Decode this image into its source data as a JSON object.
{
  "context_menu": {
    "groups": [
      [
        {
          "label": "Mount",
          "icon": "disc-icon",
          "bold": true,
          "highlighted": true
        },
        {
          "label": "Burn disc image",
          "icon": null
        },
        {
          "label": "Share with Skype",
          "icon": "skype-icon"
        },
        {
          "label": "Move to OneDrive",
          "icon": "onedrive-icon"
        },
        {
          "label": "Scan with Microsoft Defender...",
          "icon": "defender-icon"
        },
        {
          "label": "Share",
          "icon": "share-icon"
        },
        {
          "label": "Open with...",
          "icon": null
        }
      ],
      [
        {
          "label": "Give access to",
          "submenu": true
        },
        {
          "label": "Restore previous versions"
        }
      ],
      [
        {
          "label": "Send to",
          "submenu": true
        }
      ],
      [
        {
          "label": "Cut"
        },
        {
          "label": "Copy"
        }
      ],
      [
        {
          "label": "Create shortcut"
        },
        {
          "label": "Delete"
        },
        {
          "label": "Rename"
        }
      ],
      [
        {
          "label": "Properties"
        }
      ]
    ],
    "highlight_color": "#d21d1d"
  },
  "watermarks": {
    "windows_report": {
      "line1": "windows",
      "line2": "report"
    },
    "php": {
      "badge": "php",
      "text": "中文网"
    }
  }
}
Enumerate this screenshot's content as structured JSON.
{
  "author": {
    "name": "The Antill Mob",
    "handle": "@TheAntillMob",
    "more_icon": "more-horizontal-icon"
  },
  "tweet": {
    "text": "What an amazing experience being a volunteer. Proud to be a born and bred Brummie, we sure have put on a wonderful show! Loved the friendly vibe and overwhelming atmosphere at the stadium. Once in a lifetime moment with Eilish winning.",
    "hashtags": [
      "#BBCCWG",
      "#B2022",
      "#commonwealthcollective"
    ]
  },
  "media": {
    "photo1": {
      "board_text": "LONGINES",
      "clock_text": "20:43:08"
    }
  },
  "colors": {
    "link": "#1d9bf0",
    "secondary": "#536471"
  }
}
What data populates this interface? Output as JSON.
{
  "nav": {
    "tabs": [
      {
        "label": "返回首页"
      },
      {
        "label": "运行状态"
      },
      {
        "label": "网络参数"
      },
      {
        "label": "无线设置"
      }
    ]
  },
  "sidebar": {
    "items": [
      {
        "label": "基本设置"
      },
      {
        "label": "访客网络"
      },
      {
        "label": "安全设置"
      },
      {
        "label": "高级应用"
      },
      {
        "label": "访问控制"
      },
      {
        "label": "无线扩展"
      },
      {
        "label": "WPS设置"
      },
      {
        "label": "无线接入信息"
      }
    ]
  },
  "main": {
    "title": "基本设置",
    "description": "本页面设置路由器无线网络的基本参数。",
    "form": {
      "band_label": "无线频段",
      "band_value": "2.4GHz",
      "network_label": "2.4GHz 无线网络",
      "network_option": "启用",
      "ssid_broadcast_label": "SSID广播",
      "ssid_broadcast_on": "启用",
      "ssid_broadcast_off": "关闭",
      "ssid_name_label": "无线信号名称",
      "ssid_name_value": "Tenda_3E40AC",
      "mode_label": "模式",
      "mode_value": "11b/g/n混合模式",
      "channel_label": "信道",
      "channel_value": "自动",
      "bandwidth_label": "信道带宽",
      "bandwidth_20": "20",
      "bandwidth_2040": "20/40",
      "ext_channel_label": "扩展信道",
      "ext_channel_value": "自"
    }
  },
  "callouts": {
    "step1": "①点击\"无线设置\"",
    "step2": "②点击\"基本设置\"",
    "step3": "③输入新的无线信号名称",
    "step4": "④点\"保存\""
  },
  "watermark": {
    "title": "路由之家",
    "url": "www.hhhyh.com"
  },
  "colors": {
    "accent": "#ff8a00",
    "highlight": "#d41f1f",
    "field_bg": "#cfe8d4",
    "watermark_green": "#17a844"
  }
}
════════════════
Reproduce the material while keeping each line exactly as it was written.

Decode this image into its source data as a JSON object.
{
  "context_menu": {
    "groups": [
      [
        {
          "label": "Mount",
          "icon": "disc-icon",
          "bold": true,
          "highlighted": true
        },
        {
          "label": "Burn disc image",
          "icon": null
        },
        {
          "label": "Share with Skype",
          "icon": "skype-icon"
        },
        {
          "label": "Move to OneDrive",
          "icon": "onedrive-icon"
        },
        {
          "label": "Scan with Microsoft Defender...",
          "icon": "defender-icon"
        },
        {
          "label": "Share",
          "icon": "share-icon"
        },
        {
          "label": "Open with...",
          "icon": null
        }
      ],
      [
        {
          "label": "Give access to",
          "submenu": true
        },
        {
          "label": "Restore previous versions"
        }
      ],
      [
        {
          "label": "Send to",
          "submenu": true
        }
      ],
      [
        {
          "label": "Cut"
        },
        {
          "label": "Copy"
        }
      ],
      [
        {
          "label": "Create shortcut"
        },
        {
          "label": "Delete"
        },
        {
          "label": "Rename"
        }
      ],
      [
        {
          "label": "Properties"
        }
      ]
    ],
    "highlight_color": "#d21d1d"
  },
  "watermarks": {
    "windows_report": {
      "line1": "windows",
      "line2": "report"
    },
    "php": {
      "badge": "php",
      "text": "中文网"
    }
  }
}
Enumerate this screenshot's content as structured JSON.
{
  "author": {
    "name": "The Antill Mob",
    "handle": "@TheAntillMob",
    "more_icon": "more-horizontal-icon"
  },
  "tweet": {
    "text": "What an amazing experience being a volunteer. Proud to be a born and bred Brummie, we sure have put on a wonderful show! Loved the friendly vibe and overwhelming atmosphere at the stadium. Once in a lifetime moment with Eilish winning.",
    "hashtags": [
      "#BBCCWG",
      "#B2022",
      "#commonwealthcollective"
    ]
  },
  "media": {
    "photo1": {
      "board_text": "LONGINES",
      "clock_text": "20:43:08"
    }
  },
  "colors": {
    "link": "#1d9bf0",
    "secondary": "#536471"
  }
}
What data populates this interface? Output as JSON.
{
  "nav": {
    "tabs": [
      {
        "label": "返回首页"
      },
      {
        "label": "运行状态"
      },
      {
        "label": "网络参数"
      },
      {
        "label": "无线设置"
      }
    ]
  },
  "sidebar": {
    "items": [
      {
        "label": "基本设置"
      },
      {
        "label": "访客网络"
      },
      {
        "label": "安全设置"
      },
      {
        "label": "高级应用"
      },
      {
        "label": "访问控制"
      },
      {
        "label": "无线扩展"
      },
      {
        "label": "WPS设置"
      },
      {
        "label": "无线接入信息"
      }
    ]
  },
  "main": {
    "title": "基本设置",
    "description": "本页面设置路由器无线网络的基本参数。",
    "form": {
      "band_label": "无线频段",
      "band_value": "2.4GHz",
      "network_label": "2.4GHz 无线网络",
      "network_option": "启用",
      "ssid_broadcast_label": "SSID广播",
      "ssid_broadcast_on": "启用",
      "ssid_broadcast_off": "关闭",
      "ssid_name_label": "无线信号名称",
      "ssid_name_value": "Tenda_3E40AC",
      "mode_label": "模式",
      "mode_value": "11b/g/n混合模式",
      "channel_label": "信道",
      "channel_value": "自动",
      "bandwidth_label": "信道带宽",
      "bandwidth_20": "20",
      "bandwidth_2040": "20/40",
      "ext_channel_label": "扩展信道",
      "ext_channel_value": "自"
    }
  },
  "callouts": {
    "step1": "①点击\"无线设置\"",
    "step2": "②点击\"基本设置\"",
    "step3": "③输入新的无线信号名称",
    "step4": "④点\"保存\""
  },
  "watermark": {
    "title": "路由之家",
    "url": "www.hhhyh.com"
  },
  "colors": {
    "accent": "#ff8a00",
    "highlight": "#d41f1f",
    "field_bg": "#cfe8d4",
    "watermark_green": "#17a844"
  }
}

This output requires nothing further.